The inspection of books and records does not mean the shareholder is entitled to unfettered access to corporate confidences and secrets. (National Football League Properties, Inc. v. Superior Court (1998) 65 Cal.App.4th 100, 107 [no shareholder inspection of attorney-client privileged material.]) The shareholder’s inspection must have a proper purpose “reasonably related to shareholder’s interest as a shareholder.”  (Corp. C. §1601(a).) So in most instances, the limited books and records inspection described here will fulfill the corporation’s duties to the shareholders. The “purpose” must be to determine the condition of the corporation and the value of shareholders’  interests therein.[1] For instance, inspection was permitted by the California Supreme Court in Schnabel v. Superior Ct. (1993) 5 Cal. 4th 704, 715, the purpose being to “ascertain the value of the stock” in a divorce case.

Meeting minutes are open to inspection (Corp. C.§ 1601[a]), even if they contain information about salaries and bonuses. Some privileges will apply, and possibly third party financial privacy could protect the actual dollar amounts and recipients. (National Football League Properties, supra.) But the information will probably be detected in the accounting books and records. Accessing historic minutes is probably required by section 1601. The section makes no exception for minutes created prior to the shareholder’s acquisition of stock.

Shareholders have rights around dissolution. The corporation can voluntarily dissolve only  upon the vote of shareholders holding shares representing 50% or more of the voting power of the corporation. Any 5% of the shareholders can petition for court involvement in a voluntary dissolution. Any 33.3% of shareholders can petition for involuntary dissolution, and the shares of the alleged wrongdoers don’t count.

Shareholders have rights around meetings as well. Shareholders have a right to attend shareholder meetings, which must occur at least annually for the election of directors. (Corp. Code § 600.) Although shareholders have no right to attend directors’ meetings, they have a right to inspect the minutes upon demand, at a reasonable time.

This subject is purposefully vague, and the courts are there to protect shareholder legitimate interests.  We have litigated cases in the past where the Board of Directors did not want to share certain requested information as it believed the information would be used for wrongful purposes, such as for competition. Such litigation is costly, time consuming and bad for morale.  However, for fully transparent corporations, the sharing of books and records and other legitimately requested reviews works just fine.


[1]This obligation can be waived in the bylaws of a corporation with fewer than 100 shareholders of record.

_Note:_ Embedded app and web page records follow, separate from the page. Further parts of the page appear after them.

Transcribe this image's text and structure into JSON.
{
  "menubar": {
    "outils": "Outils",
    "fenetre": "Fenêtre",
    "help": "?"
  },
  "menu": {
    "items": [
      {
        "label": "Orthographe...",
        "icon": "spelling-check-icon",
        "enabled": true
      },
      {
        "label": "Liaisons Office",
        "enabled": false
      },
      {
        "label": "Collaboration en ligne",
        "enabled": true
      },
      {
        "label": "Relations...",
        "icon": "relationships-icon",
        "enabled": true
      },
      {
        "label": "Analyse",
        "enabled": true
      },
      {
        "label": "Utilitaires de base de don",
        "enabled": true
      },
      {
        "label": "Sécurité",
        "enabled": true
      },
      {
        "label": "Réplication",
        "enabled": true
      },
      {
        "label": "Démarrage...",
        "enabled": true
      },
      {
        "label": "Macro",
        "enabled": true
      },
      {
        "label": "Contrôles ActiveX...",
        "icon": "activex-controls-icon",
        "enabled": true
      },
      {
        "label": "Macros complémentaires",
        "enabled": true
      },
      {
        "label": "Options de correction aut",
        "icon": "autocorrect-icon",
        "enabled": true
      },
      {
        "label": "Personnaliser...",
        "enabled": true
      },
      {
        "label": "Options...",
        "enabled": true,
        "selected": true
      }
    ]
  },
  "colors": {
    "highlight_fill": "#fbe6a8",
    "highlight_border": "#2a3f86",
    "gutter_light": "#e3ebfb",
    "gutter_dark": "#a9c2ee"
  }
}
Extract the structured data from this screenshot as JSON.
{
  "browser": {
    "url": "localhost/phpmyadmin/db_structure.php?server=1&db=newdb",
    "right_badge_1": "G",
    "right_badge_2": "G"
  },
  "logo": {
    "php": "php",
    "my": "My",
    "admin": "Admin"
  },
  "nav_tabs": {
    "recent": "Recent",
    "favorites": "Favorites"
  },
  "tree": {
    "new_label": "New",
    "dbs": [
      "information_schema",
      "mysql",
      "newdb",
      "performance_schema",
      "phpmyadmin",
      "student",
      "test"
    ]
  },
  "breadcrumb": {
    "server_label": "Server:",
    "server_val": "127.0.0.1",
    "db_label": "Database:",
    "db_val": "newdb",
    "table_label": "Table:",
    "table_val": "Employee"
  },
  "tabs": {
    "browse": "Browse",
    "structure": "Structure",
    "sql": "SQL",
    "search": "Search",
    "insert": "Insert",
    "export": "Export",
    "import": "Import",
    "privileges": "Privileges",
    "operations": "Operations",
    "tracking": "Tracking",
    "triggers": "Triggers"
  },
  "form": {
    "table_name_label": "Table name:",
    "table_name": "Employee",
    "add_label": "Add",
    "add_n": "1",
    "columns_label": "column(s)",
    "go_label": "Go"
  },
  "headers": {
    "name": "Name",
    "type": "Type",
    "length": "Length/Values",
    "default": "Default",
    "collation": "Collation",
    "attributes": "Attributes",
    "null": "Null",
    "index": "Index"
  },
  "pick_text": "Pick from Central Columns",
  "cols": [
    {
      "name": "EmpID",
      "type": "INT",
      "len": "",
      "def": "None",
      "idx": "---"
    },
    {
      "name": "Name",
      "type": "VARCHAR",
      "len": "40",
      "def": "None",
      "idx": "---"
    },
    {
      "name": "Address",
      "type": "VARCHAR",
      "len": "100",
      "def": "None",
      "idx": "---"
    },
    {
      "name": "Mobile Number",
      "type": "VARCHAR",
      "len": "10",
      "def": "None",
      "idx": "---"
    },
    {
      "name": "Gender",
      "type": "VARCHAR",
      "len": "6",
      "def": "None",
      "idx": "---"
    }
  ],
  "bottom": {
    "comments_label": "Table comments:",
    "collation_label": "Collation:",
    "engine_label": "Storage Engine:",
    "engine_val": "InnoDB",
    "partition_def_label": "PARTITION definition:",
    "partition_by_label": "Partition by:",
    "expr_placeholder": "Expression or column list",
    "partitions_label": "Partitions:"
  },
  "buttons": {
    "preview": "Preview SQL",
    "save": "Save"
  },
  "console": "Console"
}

[2]One extreme example is Hobbs v. Tom Reed Gold Mining Co. (1913) 164 Cal. 497, 500-501, which is now considered limited by section 1601 because it allowed a shareholder to inspect the company’s Arizona gold mine. Hobbs set forth the common law definition of proper purpose: to determine whether company operations were carried on with skill and good judgment. In Hobbs, The California Supreme Court permitted the gold mine inspection “for the protection of his interest or for his information as to the condition of the corporation and the value of his interest therein.” (Hobbs supra at 501.) Section 1601 would not permit the mine inspection, but, the basis for the inspection–to protect the shareholder’s interest and the value of his stock—still applies.

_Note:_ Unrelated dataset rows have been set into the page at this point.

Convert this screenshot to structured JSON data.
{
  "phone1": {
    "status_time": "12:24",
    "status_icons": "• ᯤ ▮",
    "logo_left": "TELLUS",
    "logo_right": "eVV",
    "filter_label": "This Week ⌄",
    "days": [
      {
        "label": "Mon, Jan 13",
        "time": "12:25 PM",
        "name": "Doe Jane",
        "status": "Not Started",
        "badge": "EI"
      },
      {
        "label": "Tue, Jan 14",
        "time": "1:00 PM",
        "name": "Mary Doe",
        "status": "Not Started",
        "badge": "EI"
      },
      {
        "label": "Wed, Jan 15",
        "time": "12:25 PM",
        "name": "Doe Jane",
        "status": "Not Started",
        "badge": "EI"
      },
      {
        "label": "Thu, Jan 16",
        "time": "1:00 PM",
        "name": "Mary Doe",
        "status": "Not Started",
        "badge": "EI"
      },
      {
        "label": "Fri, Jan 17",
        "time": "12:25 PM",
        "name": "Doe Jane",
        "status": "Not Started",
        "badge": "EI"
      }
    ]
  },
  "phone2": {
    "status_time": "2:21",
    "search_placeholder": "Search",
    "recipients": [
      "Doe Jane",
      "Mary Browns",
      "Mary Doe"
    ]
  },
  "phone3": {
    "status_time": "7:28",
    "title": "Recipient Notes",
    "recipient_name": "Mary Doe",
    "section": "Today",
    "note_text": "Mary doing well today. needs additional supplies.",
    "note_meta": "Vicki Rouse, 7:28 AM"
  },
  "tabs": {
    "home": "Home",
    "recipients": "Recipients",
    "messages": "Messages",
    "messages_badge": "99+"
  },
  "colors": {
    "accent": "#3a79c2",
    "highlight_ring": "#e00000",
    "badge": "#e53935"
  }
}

Article By: Kathleen J. Smith

Kathleen J. Smith is an experienced civil litigator. Kathi advises clients on and handles all types of civil litigation, including employment matters, wage and hour, business, real estate, trademark disputes, class action defense, trust and probate, and homeowners association disputes. Kathi is experienced in all types of dispute resolution, from mediation to arbitration to civil trial.

About the Author
Theodore J. Schneider practices in the areas of business and corporate transactions, employment law counseling, municipal and public law, real estate and land use, and homeowner associations. Ted began his legal career in 2002 when he joined the Los Angeles office of Gibson, Dunn & Crutcher, L.L.P. before relocating to Ventura County to join his father in practice.